He receives the plays selected by his OC; then coolly, calmly executes them with precision that belies his youth and experience level, leading the ‘Cat O on a methodical 9-play drive into the shadows lurking beneath the Nerf Ball goal posts.  First & goal at the Sorry-Excuse 9; a minute & change left - for all the hard-fought marbles.

Then, on the next snap, Trevor collects the ball from his center, confidently stands behind his pocket protection and scans the zones in the Nerf Ball secondary for an open WR, going through his receiver progression.  He identifies senior WR Demetrius Fields gaining separation from his cover DB, sprinting to open space in the far corner of the end zone, and deftly tosses an arching pass over the cover DB.  Fields reaches-out and snares the perfectly-thrown bean in stride, feet in bounds. 

Ka-BOOM!!!  The Siemian-led ‘Cat O has just marched 75 yards in less than 2 minutes for the go-ahead TD.  Pandemonium erupts throughout Wildcat Nation. 
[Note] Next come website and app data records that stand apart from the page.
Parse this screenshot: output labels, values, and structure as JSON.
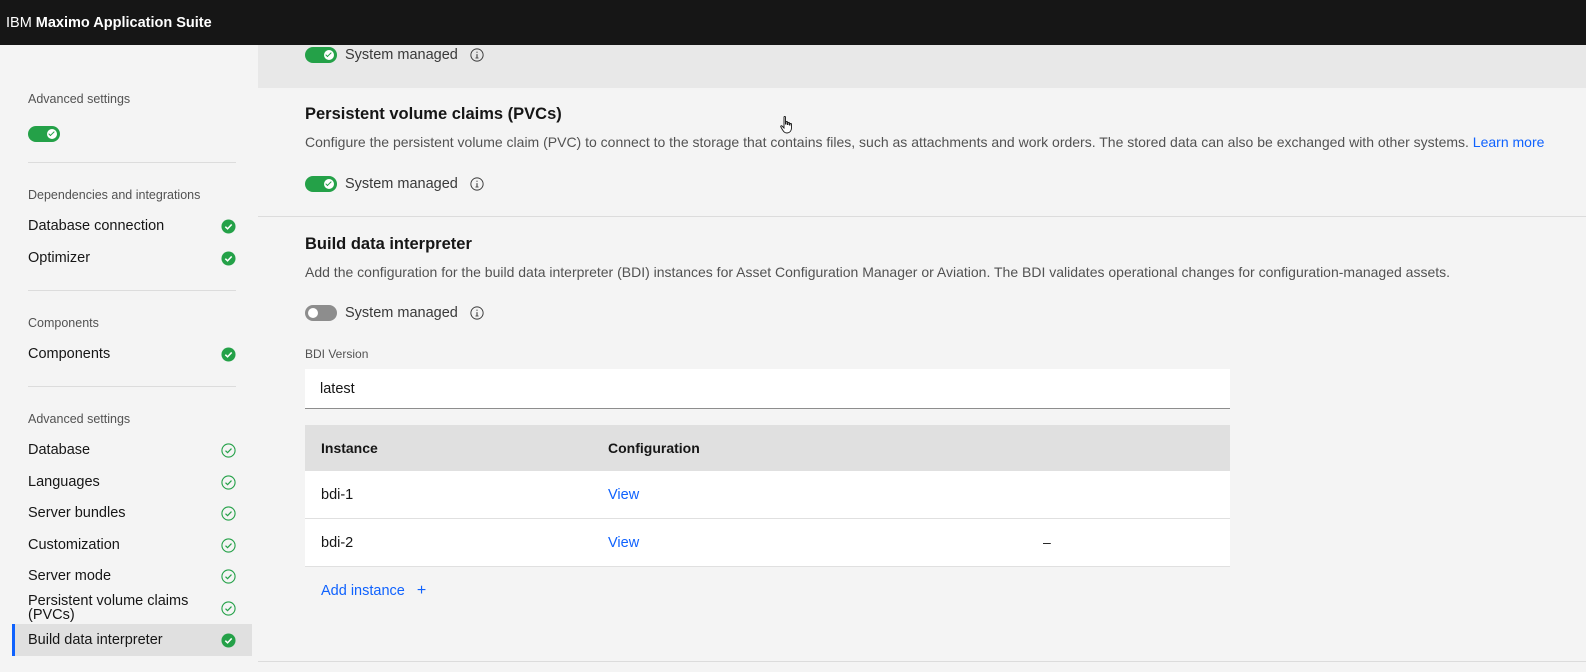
{
  "app": {
    "brand_prefix": "IBM",
    "brand_name": "Maximo Application Suite"
  },
  "sidebar": {
    "top_heading": "Advanced settings",
    "groups": [
      {
        "heading": "Dependencies and integrations",
        "items": [
          {
            "label": "Database connection",
            "status": "complete"
          },
          {
            "label": "Optimizer",
            "status": "complete"
          }
        ]
      },
      {
        "heading": "Components",
        "items": [
          {
            "label": "Components",
            "status": "complete"
          }
        ]
      },
      {
        "heading": "Advanced settings",
        "items": [
          {
            "label": "Database",
            "status": "done-outline"
          },
          {
            "label": "Languages",
            "status": "done-outline"
          },
          {
            "label": "Server bundles",
            "status": "done-outline"
          },
          {
            "label": "Customization",
            "status": "done-outline"
          },
          {
            "label": "Server mode",
            "status": "done-outline"
          },
          {
            "label": "Persistent volume claims (PVCs)",
            "status": "done-outline"
          },
          {
            "label": "Build data interpreter",
            "status": "complete"
          }
        ]
      }
    ],
    "active_item": "Build data interpreter"
  },
  "main": {
    "banner_toggle": {
      "label": "System managed",
      "on": true
    },
    "pvc": {
      "title": "Persistent volume claims (PVCs)",
      "description": "Configure the persistent volume claim (PVC) to connect to the storage that contains files, such as attachments and work orders. The stored data can also be exchanged with other systems.",
      "learn_more": "Learn more",
      "toggle_label": "System managed",
      "toggle_on": true
    },
    "bdi": {
      "title": "Build data interpreter",
      "description": "Add the configuration for the build data interpreter (BDI) instances for Asset Configuration Manager or Aviation. The BDI validates operational changes for configuration-managed assets.",
      "toggle_label": "System managed",
      "toggle_on": false,
      "version_label": "BDI Version",
      "version_value": "latest",
      "table": {
        "headers": [
          "Instance",
          "Configuration"
        ],
        "rows": [
          {
            "instance": "bdi-1",
            "config": "View",
            "action": ""
          },
          {
            "instance": "bdi-2",
            "config": "View",
            "action": "–"
          }
        ]
      },
      "add_instance": "Add instance",
      "add_icon": "+"
    }
  },
  "colors": {
    "accent": "#0f62fe",
    "success": "#24a148",
    "topbar": "#161616"
  }
}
Despite all the negatives exhibited over the course of this game, I’m still left with a Cheshire Cat-like grin on my face days after its conclusion. 

For all the travails of the nearly non-existent pass rush from the ‘Cat DL; for all the ineptitude displayed by the ‘Cat secondary and their enigmatic inability to trust themselves and execute correct pass coverage techniques; or all the poor tackling, the missed blocks and the bungled assignments, this “W” still feels quite satisfying.

It remains a “W”, even when all seemed to go south against the ‘Cats, who held what appeared to be a commanding lead, similar to games of recent past seasons, only to unravel like a cheap suit in H-2 - like the epic collapse to MSU in 2006 and the loss to State Penn in 2010. 

I tip my hat and give credit to the Sorry-Excuse team, who kept their focus and continued with the good fight against the ‘Cats, in spite of being thrown into a 22-point hole for the first 38 minutes of this game.  They will win more games than they lose this season.

IMHO, next Saturday’s foe, the Vandy Commodes, is a much better team that the Nerf Balls - with more weapons and better coaching.  Tradition and history holds fast to the idea that the biggest improvement made by a college football team in any single season is made over the week between game 1 and game 2.  Fitz and his coaching staff have much to address and repair throughout this week.     

The Waterboy
“Win with Grace and Lose with Dignity”      

The Waterboy is a former football player and a Northwestern alumnus.  Aside from these facts, he has no affiliation with Northwestern University.  The commentary he posts here is his own, and does not necessarily reflect the views of

© 2012 The FEWGroup   "The Purple belongs in Pasadena!"